When a health care facility or design leader leaves an organization or retires, he or she will likely take their professional network with them. As part of your succession plan, consider immersing your protégés in networking opportunities, so they too, can meet like-minded leaders that can benefit your organization and their professional growth. Trade shows, conferences, or membership group chapter meetings offer rich networking opportunities and will help keep millennials engaged and involved.

STEP 3: Invest in their training.
Millennials have a thirst for knowledge and are ambitious to climb the ladder early in their careers. In a 2011 study by PwC, “opportunity for progression” ranked highest (52 percent) among a list of employer characteristics deemed as attractive.

To retain and attract the Gen Y group, it’s critical to offer them ample training to help reach their career goals. If you’re in search of training opportunities specific to the health care field, consider the following courses and events:

STEP 4: Offer flexibility.
Flexible work styles are to millennials what flexible health care environments flexible health care environments are to the C-suite – sought-after, futuristic models that are driven by new-age technology. While baby boomers’ work styles tend to be more structured, millennials seek flexible work hours and environments.

Whether or not you are willing and able to offer flexible hours and work locations, there are some small actions you can take as a health care facility or design leader. For example, consider hosting team meetings in open or public spaces when deemed appropriate. Millennials like collaboration, so open environments (similar to the concept of flexible nurse stations) help drive the perception of flexibility.

STEP 5: Empower their creativity.
Millennials are creative by nature and like regular feedback and encouragement. The 2011 PwC study (mentioned above) found 51 percent of millennials surveyed said feedback should be given very frequently or continually.

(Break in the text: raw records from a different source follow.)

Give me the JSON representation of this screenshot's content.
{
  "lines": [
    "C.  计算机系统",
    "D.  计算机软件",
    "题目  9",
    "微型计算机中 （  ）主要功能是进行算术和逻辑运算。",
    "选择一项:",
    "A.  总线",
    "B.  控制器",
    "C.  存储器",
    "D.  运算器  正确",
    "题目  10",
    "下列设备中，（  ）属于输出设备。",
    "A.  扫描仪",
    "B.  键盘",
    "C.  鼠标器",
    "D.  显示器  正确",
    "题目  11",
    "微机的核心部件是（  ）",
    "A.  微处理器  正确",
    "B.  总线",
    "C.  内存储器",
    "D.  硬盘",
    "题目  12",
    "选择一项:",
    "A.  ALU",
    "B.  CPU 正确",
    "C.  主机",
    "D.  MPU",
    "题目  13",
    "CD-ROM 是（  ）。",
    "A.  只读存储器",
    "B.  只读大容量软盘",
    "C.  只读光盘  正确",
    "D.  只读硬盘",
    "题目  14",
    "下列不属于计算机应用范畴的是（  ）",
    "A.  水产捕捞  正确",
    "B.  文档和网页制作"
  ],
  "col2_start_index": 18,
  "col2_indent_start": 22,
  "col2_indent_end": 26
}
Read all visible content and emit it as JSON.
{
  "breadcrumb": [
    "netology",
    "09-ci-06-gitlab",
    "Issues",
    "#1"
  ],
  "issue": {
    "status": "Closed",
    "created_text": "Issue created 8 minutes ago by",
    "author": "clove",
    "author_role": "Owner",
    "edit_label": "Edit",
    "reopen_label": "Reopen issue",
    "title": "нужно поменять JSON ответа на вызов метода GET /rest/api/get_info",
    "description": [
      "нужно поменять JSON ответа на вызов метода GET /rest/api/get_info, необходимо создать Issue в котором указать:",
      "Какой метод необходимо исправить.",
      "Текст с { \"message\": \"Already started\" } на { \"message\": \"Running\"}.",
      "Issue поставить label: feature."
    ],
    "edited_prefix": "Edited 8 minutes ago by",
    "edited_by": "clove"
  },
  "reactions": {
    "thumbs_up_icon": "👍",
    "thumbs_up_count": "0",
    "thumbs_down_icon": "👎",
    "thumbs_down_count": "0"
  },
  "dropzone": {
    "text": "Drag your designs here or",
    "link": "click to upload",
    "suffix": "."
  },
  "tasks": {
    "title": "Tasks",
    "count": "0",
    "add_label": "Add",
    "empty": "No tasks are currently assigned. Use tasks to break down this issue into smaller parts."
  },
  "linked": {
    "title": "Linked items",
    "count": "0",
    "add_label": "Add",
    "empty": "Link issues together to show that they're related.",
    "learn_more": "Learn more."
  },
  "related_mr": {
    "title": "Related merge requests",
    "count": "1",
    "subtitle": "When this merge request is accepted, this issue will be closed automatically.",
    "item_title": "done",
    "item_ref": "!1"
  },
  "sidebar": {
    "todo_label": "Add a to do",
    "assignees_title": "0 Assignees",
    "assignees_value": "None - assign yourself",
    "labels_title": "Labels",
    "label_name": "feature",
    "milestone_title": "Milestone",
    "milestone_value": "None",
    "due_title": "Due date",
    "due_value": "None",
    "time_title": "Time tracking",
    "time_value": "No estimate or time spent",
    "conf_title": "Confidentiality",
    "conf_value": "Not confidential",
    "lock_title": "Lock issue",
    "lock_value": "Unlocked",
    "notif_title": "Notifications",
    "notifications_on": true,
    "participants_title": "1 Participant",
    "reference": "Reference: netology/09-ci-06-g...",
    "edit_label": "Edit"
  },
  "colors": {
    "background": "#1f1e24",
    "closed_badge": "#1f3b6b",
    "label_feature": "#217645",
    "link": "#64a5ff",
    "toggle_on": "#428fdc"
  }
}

As a heath care designer and facility leader, acknowledge the achievements of your Gen Y employees. Every bit of encouragement helps them take pride in their work and feeds their creative drive.

One notable creative exercise available to millennials takes place at the PDC Summit – the AIA/AAH PDC Student Challenge 2017. This program strives to stimulate critical inquiry, creative ideas, and the interaction between students, faculty, and health care planning, design, and construction professionals. Over a 3-day period, students gather together to solve a health facility challenge and present their creative solutions at the end of the program. This opportunity gives millennials the chance to show their talents and receive feedback from leaders in the field. All PDC Summit attendees are welcome to attend the presentations and meet the faces of the future. All of the team’s project boards will also be on display at the Welcome Reception and in the Tech Café on the exhibit hall floor.